RECORDS SHOWN: Begin

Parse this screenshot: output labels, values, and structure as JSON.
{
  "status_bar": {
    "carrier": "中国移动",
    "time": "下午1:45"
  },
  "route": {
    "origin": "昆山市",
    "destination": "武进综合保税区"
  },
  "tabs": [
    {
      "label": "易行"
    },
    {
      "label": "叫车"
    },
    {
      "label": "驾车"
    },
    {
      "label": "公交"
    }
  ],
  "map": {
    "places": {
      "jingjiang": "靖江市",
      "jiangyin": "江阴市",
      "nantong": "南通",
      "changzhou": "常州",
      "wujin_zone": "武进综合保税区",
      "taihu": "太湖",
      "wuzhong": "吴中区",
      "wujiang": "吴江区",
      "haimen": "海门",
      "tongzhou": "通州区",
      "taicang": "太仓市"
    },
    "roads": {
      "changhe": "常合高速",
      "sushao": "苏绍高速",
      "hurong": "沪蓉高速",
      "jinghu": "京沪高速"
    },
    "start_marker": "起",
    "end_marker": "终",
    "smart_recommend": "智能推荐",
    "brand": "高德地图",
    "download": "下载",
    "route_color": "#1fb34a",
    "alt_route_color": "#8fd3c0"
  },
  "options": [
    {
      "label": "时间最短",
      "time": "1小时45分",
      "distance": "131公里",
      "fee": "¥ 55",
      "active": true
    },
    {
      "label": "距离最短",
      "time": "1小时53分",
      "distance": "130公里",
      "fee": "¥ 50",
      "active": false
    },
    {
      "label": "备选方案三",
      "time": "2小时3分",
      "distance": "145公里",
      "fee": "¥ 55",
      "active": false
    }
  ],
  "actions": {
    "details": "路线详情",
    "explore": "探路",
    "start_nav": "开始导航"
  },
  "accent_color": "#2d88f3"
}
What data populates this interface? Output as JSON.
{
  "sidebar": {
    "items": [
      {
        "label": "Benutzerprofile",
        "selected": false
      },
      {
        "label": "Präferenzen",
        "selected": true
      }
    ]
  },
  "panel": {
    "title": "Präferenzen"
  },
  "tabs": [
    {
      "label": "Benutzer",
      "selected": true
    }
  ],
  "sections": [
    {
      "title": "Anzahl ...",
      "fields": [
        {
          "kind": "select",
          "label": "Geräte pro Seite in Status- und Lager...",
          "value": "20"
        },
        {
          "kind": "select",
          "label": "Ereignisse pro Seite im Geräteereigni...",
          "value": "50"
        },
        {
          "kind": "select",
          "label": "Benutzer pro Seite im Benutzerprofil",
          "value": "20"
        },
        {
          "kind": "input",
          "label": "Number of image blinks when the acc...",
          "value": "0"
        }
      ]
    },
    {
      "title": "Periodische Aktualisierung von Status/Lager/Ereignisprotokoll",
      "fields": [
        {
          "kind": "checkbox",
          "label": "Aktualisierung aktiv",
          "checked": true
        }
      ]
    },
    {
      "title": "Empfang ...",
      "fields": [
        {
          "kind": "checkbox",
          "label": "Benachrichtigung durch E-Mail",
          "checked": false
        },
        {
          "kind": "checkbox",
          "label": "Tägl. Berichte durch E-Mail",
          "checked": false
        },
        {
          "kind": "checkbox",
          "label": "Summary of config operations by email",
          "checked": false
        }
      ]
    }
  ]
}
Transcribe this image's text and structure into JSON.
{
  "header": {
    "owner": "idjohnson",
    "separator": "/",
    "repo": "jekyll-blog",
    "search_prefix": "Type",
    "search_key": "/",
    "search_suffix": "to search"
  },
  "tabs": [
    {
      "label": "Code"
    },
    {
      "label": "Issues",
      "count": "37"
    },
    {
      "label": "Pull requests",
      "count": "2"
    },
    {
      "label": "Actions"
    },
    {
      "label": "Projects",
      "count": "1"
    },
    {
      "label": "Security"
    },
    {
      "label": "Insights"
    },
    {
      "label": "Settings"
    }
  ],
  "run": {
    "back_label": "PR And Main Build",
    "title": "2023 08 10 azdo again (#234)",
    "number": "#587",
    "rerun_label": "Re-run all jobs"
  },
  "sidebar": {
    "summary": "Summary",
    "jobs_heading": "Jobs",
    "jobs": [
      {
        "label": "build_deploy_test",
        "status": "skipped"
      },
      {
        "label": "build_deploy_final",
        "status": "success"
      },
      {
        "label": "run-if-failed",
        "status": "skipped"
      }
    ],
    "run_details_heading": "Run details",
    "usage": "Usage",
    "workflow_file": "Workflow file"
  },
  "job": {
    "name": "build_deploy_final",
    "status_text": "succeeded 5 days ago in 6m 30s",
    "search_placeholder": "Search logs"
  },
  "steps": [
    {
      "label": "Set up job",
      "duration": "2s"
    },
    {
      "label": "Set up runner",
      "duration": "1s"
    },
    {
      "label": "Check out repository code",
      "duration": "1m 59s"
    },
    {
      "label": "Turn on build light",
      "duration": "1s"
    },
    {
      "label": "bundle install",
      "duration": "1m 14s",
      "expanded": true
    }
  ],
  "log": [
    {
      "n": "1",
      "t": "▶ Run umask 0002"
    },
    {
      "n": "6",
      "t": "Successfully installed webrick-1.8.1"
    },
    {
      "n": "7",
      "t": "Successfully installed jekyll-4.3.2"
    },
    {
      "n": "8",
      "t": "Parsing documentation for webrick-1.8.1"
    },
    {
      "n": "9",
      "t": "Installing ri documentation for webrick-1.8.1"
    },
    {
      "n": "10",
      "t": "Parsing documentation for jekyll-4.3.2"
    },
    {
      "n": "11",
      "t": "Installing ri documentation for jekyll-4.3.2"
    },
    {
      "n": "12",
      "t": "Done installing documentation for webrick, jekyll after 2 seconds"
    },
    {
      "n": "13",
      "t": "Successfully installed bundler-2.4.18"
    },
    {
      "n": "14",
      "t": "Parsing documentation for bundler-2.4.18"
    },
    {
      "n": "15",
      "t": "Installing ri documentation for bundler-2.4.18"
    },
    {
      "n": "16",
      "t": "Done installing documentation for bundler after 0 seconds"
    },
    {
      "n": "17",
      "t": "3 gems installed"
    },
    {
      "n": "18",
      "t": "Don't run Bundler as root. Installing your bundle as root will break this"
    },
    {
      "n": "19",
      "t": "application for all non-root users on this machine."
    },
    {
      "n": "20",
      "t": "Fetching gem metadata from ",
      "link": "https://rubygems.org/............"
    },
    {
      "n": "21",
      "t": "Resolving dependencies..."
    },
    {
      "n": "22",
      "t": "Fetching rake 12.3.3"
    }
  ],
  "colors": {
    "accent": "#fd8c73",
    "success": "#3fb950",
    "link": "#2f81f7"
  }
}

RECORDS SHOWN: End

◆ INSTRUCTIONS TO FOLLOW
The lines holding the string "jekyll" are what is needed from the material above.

◆ EXPECTED ANSWER
    "repo": "jekyll-blog",
      "t": "Successfully installed jekyll-4.3.2"
      "t": "Parsing documentation for jekyll-4.3.2"
      "t": "Installing ri documentation for jekyll-4.3.2"
      "t": "Done installing documentation for webrick, jekyll after 2 seconds"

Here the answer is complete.